The three major credit bureaus become involved in verifying your identity regardless. Nonetheless, they will exercise further caution after you establish a fraud alert. Even slight variations in what they report to the bank or another type of business will face scrutiny.
Audit Your Financial Statements
Many identity theft tactics depend on the ignorance of transactions on a checking account or credit card. After all, anyone can notice a drastic change in value or account balances. But, smaller purchases or withdrawals over time may go unnoticed and benefit the scammer. It’s always a good idea to evaluate your bank statement every month, and see if you notice anything suspicious.
If this is the case, then you will need to call customer service and inform them that you suspect identity theft. They may issue a stop payment and red-flag future attempts to complete the same transaction.
Recommendations on How to Protect Yourself From Identity Theft from TransUnion
Do Not Give Away Personal Information
Have you been to a retail store recently? The process when you check out feels like you are buying someone’s house. The sales associate may ask you for your phone number, email, and other details.
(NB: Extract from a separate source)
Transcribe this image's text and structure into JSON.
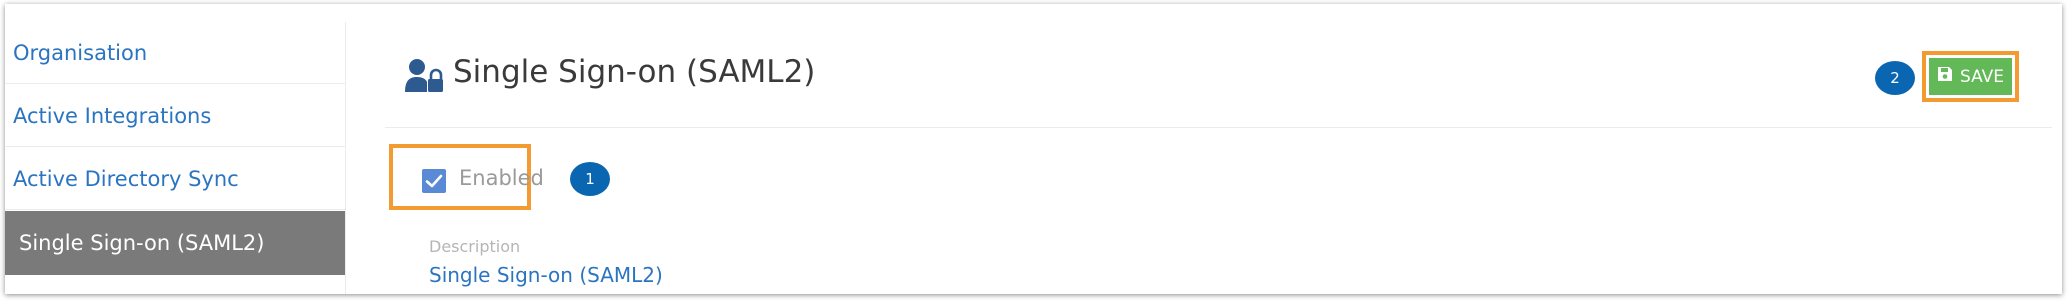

This process is annoying enough as it is without the added risk of identity theft. Anyone standing in line can hear what you say and might decide to try and hack your email. Moreover, the underpaid employee may have enough details to charge your card for anything, even a pricey auto repair.
This unfortunate trend extends far beyond everyday shopping. No matter where you are, you should ask why someone wants your information. Your efforts to limit its availability will go a long way toward reducing your risk. This is another great habit towards how to protect yourself from identity theft.
Look at Changes to Your Credit Report
Another step in how to protect yourself from identity theft: monitor your credit score. Americans have access to one free credit report annually, and you should take advantage of this opportunity for many reasons. For starters, you will have the chance to see what is hurting your score and find evidence of identity theft.
However, one examination of this report each year will not go far toward prevention. There are regular updates to it that you will miss without regular access. Consequently, credit bureaus recommend subscribing to a service that allows you to audit this data.
Look Out for Phishing Attempts
Identity theft is often a numbers game for scammers. As a result, they do not have any scruples about spamming as many people as possible. They use malicious links that, when clicked, can allow them to access your most sensitive details.
Some of the telltale signs that an email is not on the up and up are:
- Erroneous claims that there is an issue with one of your accounts
- Offers for coupons or free items
- Presenting a fake invoice for goods or services
- Claims there were suspicious log-in attempts
- Asking for crucial financial or personal information an organization should have already
The level of deception at work can be surprising. For example, criminals may spoof accounts to trick you into handing over data. Even if these efforts fail thousands of times, they only need a few hits to make their scam profitable.
Do You Need Legal Help With Protection from Identity Theft?
The National Council on Identity Theft Protection reports that identity theft happens every 22 seconds. That statistic is staggering! You may have avoided it for years, but the chances continue to increase, and you may become a victim eventually. If you experienced one of the examples above, or are a victim of other types of identity theft, then you how important it is to protect yourself from identity theft.
An identity theft attorney can assist you in taking legal actions that will do more than stop the illegal activity. They can also advise you on how to safeguard your finances and reputation in the future.